Unfortunately, there is still very little known about nuclear phosphoinositide signaling. However, there are several promising prospects. The changes in inositol phospholipids as well as DAG with progression through the cell cycle suggest that there are multiple roles for phosphoinositide signaling in this process. The co-localization of PI4,5P2 and phosphoinositide-generating enzymes at nuclear speckles suggests a role in the processing of pre-mRNA. Similarly, the association of inositol phospholipids with chromatin suggests a role for modulating its structure and therefore, possibly transcription. Finally, the strong association of phosphoinositides with the nuclear matrix may indicate that they play a fundamental role in regulating the organization of the nucleus. It is important to recognize that there are other proteins besides lipid kinases and PI-PLCs that participate in phosphoinositide signaling. The phosphatases SHIP and PTEN, which can dephosphorylate inositol phospholipids both as a way to attenuate their signaling and to create unique second messengers, are at specific sites within the nucleus [Deleris et al., 2003]. Additionally, inositol kinases are also present in the nucleus. These kinases can phosphorylate IP3 created by PI-PLCs to create the higher inositides including IP6, IP7, and IP8 [Irvine and Schell, 2001]. The association of nuclear phosphoinositides with specific nuclear components indicates that like its cytosolic counterpart, nuclear phosphoinositide signaling may require spatial regulation of phosphoinositide production (Table II). This idea is supported by the presence of apparently redundant kinase and phospholipase activities in the nucleus, which may in fact be generating separate pools of phosphoinositide second messengers. Overall, our current understanding of nuclear inositol signaling is quite limited. Identification of the phosphoinositide-sensitive components of nuclear signaling pathways will allow for a much more detailed view of the functions of nuclear phosphoinositides.

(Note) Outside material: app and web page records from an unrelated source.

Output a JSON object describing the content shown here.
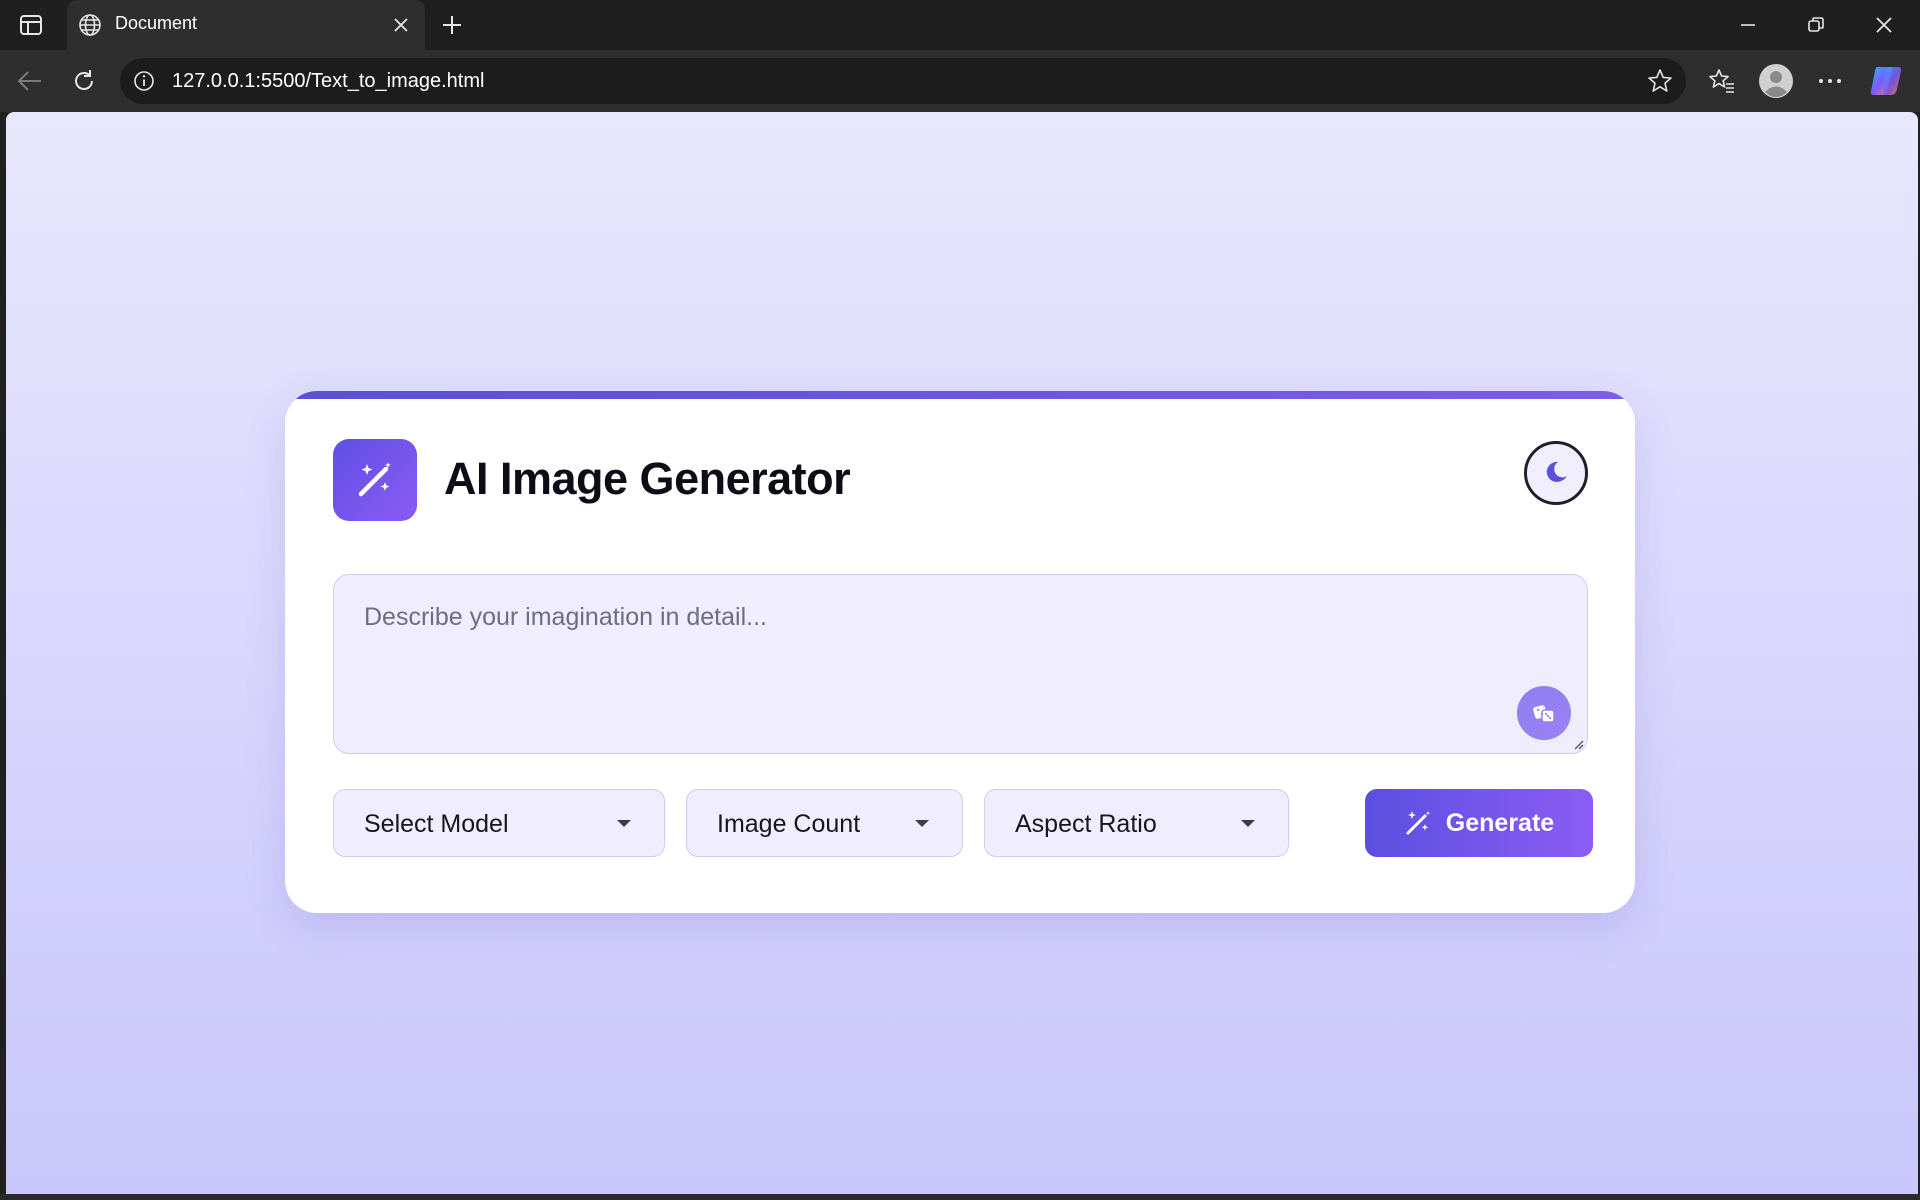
{
  "browser": {
    "tab_title": "Document",
    "url": "127.0.0.1:5500/Text_to_image.html",
    "icons": {
      "sidebar": "tab-sidebar-icon",
      "favicon": "globe-icon",
      "close": "close-icon",
      "new_tab": "plus-icon",
      "back": "back-arrow-icon",
      "reload": "reload-icon",
      "info": "info-icon",
      "favorite": "star-icon",
      "favorites": "favorites-icon",
      "profile": "profile-icon",
      "more": "more-icon",
      "copilot": "copilot-icon"
    }
  },
  "app": {
    "title": "AI Image Generator",
    "logo_icon": "magic-wand-icon",
    "theme_icon": "moon-icon",
    "prompt": {
      "placeholder": "Describe your imagination in detail...",
      "value": "",
      "random_icon": "dice-icon"
    },
    "controls": {
      "model_label": "Select Model",
      "count_label": "Image Count",
      "ratio_label": "Aspect Ratio"
    },
    "generate": {
      "label": "Generate",
      "icon": "magic-wand-icon"
    }
  },
  "colors": {
    "accent": "#5b4fe0",
    "accent_end": "#8b5cf6",
    "background_top": "#e7e7fd",
    "background_bottom": "#c9c6fb",
    "field_bg": "#f0eefd"
  }
}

Table II. Species, Location, and Proposed Functions of Nuclear Phosphoinositides
Proposed nuclear function
Entries followed by (?) have been proposed but remain unconfirmed.